- **WHAT IS BEING ASKED**: Wherever the string "clipboard" appears in the entries below, return the line that holds it.

[Dataset rows describing interfaces]
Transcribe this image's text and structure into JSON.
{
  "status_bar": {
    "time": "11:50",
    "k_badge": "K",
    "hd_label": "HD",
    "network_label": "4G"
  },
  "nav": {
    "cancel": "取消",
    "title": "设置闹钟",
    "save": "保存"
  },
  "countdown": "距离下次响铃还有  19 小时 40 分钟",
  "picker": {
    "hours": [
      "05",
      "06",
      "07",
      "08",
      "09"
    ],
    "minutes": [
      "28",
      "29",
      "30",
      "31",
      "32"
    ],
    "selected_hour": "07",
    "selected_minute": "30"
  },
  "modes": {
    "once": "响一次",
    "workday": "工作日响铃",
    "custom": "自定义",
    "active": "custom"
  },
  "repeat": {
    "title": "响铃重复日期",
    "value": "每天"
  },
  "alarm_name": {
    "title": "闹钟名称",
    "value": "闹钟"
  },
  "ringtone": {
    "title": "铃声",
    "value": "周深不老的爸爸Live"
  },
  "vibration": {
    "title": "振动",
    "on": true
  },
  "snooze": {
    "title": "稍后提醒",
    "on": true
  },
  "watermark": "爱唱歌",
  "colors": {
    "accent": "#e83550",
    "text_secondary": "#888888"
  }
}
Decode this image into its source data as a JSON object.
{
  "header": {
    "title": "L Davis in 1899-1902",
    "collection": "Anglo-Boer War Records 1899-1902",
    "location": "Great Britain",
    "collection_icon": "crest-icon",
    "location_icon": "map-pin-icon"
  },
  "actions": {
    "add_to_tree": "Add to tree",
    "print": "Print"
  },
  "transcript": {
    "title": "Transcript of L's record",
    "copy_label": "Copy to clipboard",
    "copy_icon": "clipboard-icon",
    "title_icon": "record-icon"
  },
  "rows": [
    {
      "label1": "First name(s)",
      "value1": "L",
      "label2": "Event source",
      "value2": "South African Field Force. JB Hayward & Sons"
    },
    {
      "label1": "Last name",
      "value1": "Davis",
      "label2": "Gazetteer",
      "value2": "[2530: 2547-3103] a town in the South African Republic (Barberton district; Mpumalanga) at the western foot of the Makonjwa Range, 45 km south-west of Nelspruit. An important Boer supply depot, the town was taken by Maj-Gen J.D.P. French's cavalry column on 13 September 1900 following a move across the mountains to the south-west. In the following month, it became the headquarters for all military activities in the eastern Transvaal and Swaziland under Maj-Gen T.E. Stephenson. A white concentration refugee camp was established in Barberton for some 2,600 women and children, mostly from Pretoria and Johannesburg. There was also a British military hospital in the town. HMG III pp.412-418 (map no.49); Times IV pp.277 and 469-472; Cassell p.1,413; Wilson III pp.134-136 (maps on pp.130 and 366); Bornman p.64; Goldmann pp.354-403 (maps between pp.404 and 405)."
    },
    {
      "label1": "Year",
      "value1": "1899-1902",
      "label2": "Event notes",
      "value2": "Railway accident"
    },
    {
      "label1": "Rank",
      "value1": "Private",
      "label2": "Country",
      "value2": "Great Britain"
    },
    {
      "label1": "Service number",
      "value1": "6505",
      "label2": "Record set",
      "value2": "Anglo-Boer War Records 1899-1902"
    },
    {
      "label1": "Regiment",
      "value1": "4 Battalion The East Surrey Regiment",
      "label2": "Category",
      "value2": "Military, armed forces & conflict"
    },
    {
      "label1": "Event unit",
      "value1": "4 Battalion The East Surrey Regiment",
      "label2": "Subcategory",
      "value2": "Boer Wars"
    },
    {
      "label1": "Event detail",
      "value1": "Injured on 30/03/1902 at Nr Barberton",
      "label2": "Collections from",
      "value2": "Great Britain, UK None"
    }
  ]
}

- **EXERCISE RESPONSE**:
    "copy_label": "Copy to clipboard",
    "copy_icon": "clipboard-icon",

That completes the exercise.